■ **TASK DETAILS**:
Would you write out the data below exactly, with every line intact?
──────── DATA TO USE ────────
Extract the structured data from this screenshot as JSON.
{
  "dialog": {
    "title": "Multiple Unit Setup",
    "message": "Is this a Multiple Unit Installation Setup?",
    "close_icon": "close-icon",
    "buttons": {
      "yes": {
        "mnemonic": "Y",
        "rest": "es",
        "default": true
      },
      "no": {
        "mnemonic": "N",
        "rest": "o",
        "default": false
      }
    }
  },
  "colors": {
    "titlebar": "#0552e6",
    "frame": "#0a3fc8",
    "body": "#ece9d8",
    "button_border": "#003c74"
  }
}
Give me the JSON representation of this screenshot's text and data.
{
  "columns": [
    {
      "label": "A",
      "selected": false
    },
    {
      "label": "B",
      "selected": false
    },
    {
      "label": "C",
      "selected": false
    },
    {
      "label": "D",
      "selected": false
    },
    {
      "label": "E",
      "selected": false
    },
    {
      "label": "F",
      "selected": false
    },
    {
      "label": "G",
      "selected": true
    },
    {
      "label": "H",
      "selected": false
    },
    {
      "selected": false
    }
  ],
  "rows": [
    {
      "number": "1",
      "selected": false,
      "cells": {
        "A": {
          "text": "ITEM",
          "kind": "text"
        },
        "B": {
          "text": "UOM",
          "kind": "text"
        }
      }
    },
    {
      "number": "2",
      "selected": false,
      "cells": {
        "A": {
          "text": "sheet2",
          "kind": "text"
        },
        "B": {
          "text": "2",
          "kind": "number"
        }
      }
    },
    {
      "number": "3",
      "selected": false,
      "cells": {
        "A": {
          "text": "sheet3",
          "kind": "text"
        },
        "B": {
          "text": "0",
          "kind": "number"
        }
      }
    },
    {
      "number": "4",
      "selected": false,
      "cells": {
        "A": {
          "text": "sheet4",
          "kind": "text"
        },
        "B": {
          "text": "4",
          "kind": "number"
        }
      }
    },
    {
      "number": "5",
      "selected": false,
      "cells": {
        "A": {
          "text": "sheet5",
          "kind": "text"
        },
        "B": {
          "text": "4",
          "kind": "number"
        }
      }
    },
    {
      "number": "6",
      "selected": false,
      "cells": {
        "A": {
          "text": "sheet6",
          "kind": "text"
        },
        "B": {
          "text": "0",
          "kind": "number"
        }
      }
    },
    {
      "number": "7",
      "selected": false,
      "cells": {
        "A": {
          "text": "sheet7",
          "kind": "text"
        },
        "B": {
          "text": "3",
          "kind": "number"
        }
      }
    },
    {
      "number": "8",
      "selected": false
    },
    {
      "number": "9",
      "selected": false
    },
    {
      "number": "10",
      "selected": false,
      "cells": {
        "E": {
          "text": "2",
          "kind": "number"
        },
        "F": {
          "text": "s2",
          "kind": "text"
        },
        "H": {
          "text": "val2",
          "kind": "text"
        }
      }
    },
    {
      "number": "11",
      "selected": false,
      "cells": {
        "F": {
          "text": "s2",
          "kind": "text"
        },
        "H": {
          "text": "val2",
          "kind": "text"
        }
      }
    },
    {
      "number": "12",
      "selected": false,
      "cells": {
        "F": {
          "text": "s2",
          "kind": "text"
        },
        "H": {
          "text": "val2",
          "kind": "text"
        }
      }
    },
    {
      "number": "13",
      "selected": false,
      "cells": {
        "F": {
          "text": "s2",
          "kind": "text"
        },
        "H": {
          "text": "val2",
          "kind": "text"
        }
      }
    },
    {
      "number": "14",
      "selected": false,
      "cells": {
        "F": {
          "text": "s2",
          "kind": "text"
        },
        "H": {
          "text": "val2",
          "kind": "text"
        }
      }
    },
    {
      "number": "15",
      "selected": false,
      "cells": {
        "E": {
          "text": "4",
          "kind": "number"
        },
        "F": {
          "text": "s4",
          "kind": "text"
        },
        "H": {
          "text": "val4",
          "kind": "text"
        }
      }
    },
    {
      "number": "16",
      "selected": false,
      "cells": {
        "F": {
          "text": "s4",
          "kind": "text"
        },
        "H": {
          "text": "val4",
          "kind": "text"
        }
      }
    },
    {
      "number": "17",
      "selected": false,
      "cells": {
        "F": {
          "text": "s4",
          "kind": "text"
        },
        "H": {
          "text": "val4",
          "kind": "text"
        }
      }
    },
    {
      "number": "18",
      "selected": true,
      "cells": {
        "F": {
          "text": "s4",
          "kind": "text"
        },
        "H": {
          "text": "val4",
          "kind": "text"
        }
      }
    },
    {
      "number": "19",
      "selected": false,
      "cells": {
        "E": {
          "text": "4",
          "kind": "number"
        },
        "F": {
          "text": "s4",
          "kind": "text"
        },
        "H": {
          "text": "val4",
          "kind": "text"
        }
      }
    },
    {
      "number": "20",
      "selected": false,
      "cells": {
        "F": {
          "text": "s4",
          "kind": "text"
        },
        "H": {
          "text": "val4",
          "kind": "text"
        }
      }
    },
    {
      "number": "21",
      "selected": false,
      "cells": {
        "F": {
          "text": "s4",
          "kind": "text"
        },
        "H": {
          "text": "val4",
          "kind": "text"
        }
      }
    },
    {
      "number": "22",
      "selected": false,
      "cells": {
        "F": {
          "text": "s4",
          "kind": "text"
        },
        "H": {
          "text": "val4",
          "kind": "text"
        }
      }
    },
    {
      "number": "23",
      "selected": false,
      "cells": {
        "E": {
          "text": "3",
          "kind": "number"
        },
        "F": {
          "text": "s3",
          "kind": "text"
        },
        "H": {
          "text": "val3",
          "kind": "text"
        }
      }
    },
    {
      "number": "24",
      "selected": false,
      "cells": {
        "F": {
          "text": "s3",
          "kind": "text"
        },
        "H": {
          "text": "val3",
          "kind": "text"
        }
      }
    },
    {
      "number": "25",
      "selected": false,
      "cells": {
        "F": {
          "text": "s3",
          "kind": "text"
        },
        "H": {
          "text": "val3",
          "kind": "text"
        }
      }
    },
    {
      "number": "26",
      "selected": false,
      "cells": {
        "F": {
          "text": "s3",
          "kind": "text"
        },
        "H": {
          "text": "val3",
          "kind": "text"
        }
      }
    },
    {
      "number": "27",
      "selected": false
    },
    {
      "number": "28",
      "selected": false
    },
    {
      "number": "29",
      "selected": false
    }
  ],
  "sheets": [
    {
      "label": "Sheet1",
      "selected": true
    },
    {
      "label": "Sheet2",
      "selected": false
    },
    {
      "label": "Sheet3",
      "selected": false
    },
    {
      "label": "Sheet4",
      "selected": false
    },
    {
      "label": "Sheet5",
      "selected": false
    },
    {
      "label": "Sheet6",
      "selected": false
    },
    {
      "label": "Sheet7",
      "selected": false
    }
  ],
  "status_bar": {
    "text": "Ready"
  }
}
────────
■ **ANSWER BOX**:
Extract the structured data from this screenshot as JSON.
{
  "dialog": {
    "title": "Multiple Unit Setup",
    "message": "Is this a Multiple Unit Installation Setup?",
    "close_icon": "close-icon",
    "buttons": {
      "yes": {
        "mnemonic": "Y",
        "rest": "es",
        "default": true
      },
      "no": {
        "mnemonic": "N",
        "rest": "o",
        "default": false
      }
    }
  },
  "colors": {
    "titlebar": "#0552e6",
    "frame": "#0a3fc8",
    "body": "#ece9d8",
    "button_border": "#003c74"
  }
}
Give me the JSON representation of this screenshot's text and data.
{
  "columns": [
    {
      "label": "A",
      "selected": false
    },
    {
      "label": "B",
      "selected": false
    },
    {
      "label": "C",
      "selected": false
    },
    {
      "label": "D",
      "selected": false
    },
    {
      "label": "E",
      "selected": false
    },
    {
      "label": "F",
      "selected": false
    },
    {
      "label": "G",
      "selected": true
    },
    {
      "label": "H",
      "selected": false
    },
    {
      "selected": false
    }
  ],
  "rows": [
    {
      "number": "1",
      "selected": false,
      "cells": {
        "A": {
          "text": "ITEM",
          "kind": "text"
        },
        "B": {
          "text": "UOM",
          "kind": "text"
        }
      }
    },
    {
      "number": "2",
      "selected": false,
      "cells": {
        "A": {
          "text": "sheet2",
          "kind": "text"
        },
        "B": {
          "text": "2",
          "kind": "number"
        }
      }
    },
    {
      "number": "3",
      "selected": false,
      "cells": {
        "A": {
          "text": "sheet3",
          "kind": "text"
        },
        "B": {
          "text": "0",
          "kind": "number"
        }
      }
    },
    {
      "number": "4",
      "selected": false,
      "cells": {
        "A": {
          "text": "sheet4",
          "kind": "text"
        },
        "B": {
          "text": "4",
          "kind": "number"
        }
      }
    },
    {
      "number": "5",
      "selected": false,
      "cells": {
        "A": {
          "text": "sheet5",
          "kind": "text"
        },
        "B": {
          "text": "4",
          "kind": "number"
        }
      }
    },
    {
      "number": "6",
      "selected": false,
      "cells": {
        "A": {
          "text": "sheet6",
          "kind": "text"
        },
        "B": {
          "text": "0",
          "kind": "number"
        }
      }
    },
    {
      "number": "7",
      "selected": false,
      "cells": {
        "A": {
          "text": "sheet7",
          "kind": "text"
        },
        "B": {
          "text": "3",
          "kind": "number"
        }
      }
    },
    {
      "number": "8",
      "selected": false
    },
    {
      "number": "9",
      "selected": false
    },
    {
      "number": "10",
      "selected": false,
      "cells": {
        "E": {
          "text": "2",
          "kind": "number"
        },
        "F": {
          "text": "s2",
          "kind": "text"
        },
        "H": {
          "text": "val2",
          "kind": "text"
        }
      }
    },
    {
      "number": "11",
      "selected": false,
      "cells": {
        "F": {
          "text": "s2",
          "kind": "text"
        },
        "H": {
          "text": "val2",
          "kind": "text"
        }
      }
    },
    {
      "number": "12",
      "selected": false,
      "cells": {
        "F": {
          "text": "s2",
          "kind": "text"
        },
        "H": {
          "text": "val2",
          "kind": "text"
        }
      }
    },
    {
      "number": "13",
      "selected": false,
      "cells": {
        "F": {
          "text": "s2",
          "kind": "text"
        },
        "H": {
          "text": "val2",
          "kind": "text"
        }
      }
    },
    {
      "number": "14",
      "selected": false,
      "cells": {
        "F": {
          "text": "s2",
          "kind": "text"
        },
        "H": {
          "text": "val2",
          "kind": "text"
        }
      }
    },
    {
      "number": "15",
      "selected": false,
      "cells": {
        "E": {
          "text": "4",
          "kind": "number"
        },
        "F": {
          "text": "s4",
          "kind": "text"
        },
        "H": {
          "text": "val4",
          "kind": "text"
        }
      }
    },
    {
      "number": "16",
      "selected": false,
      "cells": {
        "F": {
          "text": "s4",
          "kind": "text"
        },
        "H": {
          "text": "val4",
          "kind": "text"
        }
      }
    },
    {
      "number": "17",
      "selected": false,
      "cells": {
        "F": {
          "text": "s4",
          "kind": "text"
        },
        "H": {
          "text": "val4",
          "kind": "text"
        }
      }
    },
    {
      "number": "18",
      "selected": true,
      "cells": {
        "F": {
          "text": "s4",
          "kind": "text"
        },
        "H": {
          "text": "val4",
          "kind": "text"
        }
      }
    },
    {
      "number": "19",
      "selected": false,
      "cells": {
        "E": {
          "text": "4",
          "kind": "number"
        },
        "F": {
          "text": "s4",
          "kind": "text"
        },
        "H": {
          "text": "val4",
          "kind": "text"
        }
      }
    },
    {
      "number": "20",
      "selected": false,
      "cells": {
        "F": {
          "text": "s4",
          "kind": "text"
        },
        "H": {
          "text": "val4",
          "kind": "text"
        }
      }
    },
    {
      "number": "21",
      "selected": false,
      "cells": {
        "F": {
          "text": "s4",
          "kind": "text"
        },
        "H": {
          "text": "val4",
          "kind": "text"
        }
      }
    },
    {
      "number": "22",
      "selected": false,
      "cells": {
        "F": {
          "text": "s4",
          "kind": "text"
        },
        "H": {
          "text": "val4",
          "kind": "text"
        }
      }
    },
    {
      "number": "23",
      "selected": false,
      "cells": {
        "E": {
          "text": "3",
          "kind": "number"
        },
        "F": {
          "text": "s3",
          "kind": "text"
        },
        "H": {
          "text": "val3",
          "kind": "text"
        }
      }
    },
    {
      "number": "24",
      "selected": false,
      "cells": {
        "F": {
          "text": "s3",
          "kind": "text"
        },
        "H": {
          "text": "val3",
          "kind": "text"
        }
      }
    },
    {
      "number": "25",
      "selected": false,
      "cells": {
        "F": {
          "text": "s3",
          "kind": "text"
        },
        "H": {
          "text": "val3",
          "kind": "text"
        }
      }
    },
    {
      "number": "26",
      "selected": false,
      "cells": {
        "F": {
          "text": "s3",
          "kind": "text"
        },
        "H": {
          "text": "val3",
          "kind": "text"
        }
      }
    },
    {
      "number": "27",
      "selected": false
    },
    {
      "number": "28",
      "selected": false
    },
    {
      "number": "29",
      "selected": false
    }
  ],
  "sheets": [
    {
      "label": "Sheet1",
      "selected": true
    },
    {
      "label": "Sheet2",
      "selected": false
    },
    {
      "label": "Sheet3",
      "selected": false
    },
    {
      "label": "Sheet4",
      "selected": false
    },
    {
      "label": "Sheet5",
      "selected": false
    },
    {
      "label": "Sheet6",
      "selected": false
    },
    {
      "label": "Sheet7",
      "selected": false
    }
  ],
  "status_bar": {
    "text": "Ready"
  }
}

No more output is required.